A slot is the area of a football field between the tight end and the wide receiver. It’s a great position for receivers who are quick and can beat coverage from multiple directions. Some of the best players in the NFL, like Tyreek Hill, Cole Beasley, and Keenan Allen, line up in the slot frequently.
To be an effective slot receiver, a player needs to have excellent route running skills and precise timing with the quarterback. This requires a lot of practice to develop good chemistry between the two. They also need to be tough enough to take contact and fast enough to blow past defenders. In addition, slot receivers are often asked to block as well, and this is a crucial aspect of their game. They need to be able to deal with blitzes and provide protection for running backs on outside run plays.
Slot receivers can also carry the ball like a running back on certain plays, such as pitch plays or reverses. This requires them to be able to read the defense quickly and make adjustments as necessary. They must also be able to get into pre-snap motion and catch the ball at just the right time in order to make these types of plays successful.
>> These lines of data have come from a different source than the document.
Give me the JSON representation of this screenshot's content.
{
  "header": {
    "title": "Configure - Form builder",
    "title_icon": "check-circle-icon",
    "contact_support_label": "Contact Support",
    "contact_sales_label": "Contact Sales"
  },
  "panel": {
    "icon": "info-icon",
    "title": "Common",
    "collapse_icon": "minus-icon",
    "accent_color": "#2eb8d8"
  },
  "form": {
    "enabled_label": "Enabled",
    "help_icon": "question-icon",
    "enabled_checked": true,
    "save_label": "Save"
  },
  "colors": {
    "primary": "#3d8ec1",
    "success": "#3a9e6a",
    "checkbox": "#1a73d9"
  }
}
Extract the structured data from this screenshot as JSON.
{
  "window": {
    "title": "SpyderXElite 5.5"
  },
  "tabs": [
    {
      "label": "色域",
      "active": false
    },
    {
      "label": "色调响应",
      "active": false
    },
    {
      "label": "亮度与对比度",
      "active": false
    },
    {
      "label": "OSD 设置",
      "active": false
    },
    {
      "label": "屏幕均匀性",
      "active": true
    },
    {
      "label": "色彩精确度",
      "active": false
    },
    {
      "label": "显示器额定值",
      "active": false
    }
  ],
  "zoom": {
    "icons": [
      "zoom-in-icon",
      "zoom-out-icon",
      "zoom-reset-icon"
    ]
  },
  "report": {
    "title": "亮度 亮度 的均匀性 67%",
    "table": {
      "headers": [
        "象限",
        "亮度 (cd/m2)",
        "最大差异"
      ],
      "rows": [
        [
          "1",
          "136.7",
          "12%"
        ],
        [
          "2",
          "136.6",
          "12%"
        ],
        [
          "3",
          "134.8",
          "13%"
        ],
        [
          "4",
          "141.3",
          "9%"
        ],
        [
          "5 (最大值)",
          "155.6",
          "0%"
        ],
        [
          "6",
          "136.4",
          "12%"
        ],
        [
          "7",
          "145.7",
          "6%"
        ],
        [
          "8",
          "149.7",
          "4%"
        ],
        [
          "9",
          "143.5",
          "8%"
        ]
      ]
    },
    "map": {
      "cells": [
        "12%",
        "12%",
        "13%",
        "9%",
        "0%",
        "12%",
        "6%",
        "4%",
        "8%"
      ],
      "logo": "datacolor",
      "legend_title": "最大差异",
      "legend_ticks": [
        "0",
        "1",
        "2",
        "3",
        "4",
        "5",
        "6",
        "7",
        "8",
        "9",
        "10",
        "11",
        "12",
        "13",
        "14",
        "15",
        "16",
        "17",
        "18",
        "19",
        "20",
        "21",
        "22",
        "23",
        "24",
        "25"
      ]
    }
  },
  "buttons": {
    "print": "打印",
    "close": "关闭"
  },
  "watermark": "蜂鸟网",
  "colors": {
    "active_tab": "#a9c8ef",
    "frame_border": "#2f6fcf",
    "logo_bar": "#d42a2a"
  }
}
In the beginning of slot machine technology, the number of symbols on a reel was limited to just 22 possible combinations. This limited the number of jackpots and increased the frequency with which winning combinations occurred. However, as technology advanced, manufacturers started to use electronic reels that could display more than one symbol at a time. Eventually, this led to the development of bonus games and a variety of different types of symbols that could be displayed on a single reel.
Many people who play slots find themselves addicted to the game. This addiction can have a variety of causes, including cognitive, social, and emotional factors. Fortunately, understanding the basics of how slot machines work can help reduce this risk. For example, learning that there is no such thing as a hot or cold machine can help players avoid making uninformed decisions about their chances of winning.
There are many myths about slot machines, but understanding the odds of winning can help you develop a strategy based on probability. Some of these myths include believing that a machine will pay out more often if you push the spin button faster or more times. Others believe that the time of day or day of the week has an effect on whether you will win. Neither of these myths is true, but they can cause players to make bad decisions that can increase their risk of gambling problems.
If you want to learn more about slot machines, check out the websites that specialize in reviewing them. They can provide information on the payout percentages of different machines and give you an idea of which ones might be right for you. They can also give you tips on how to increase your chances of winning.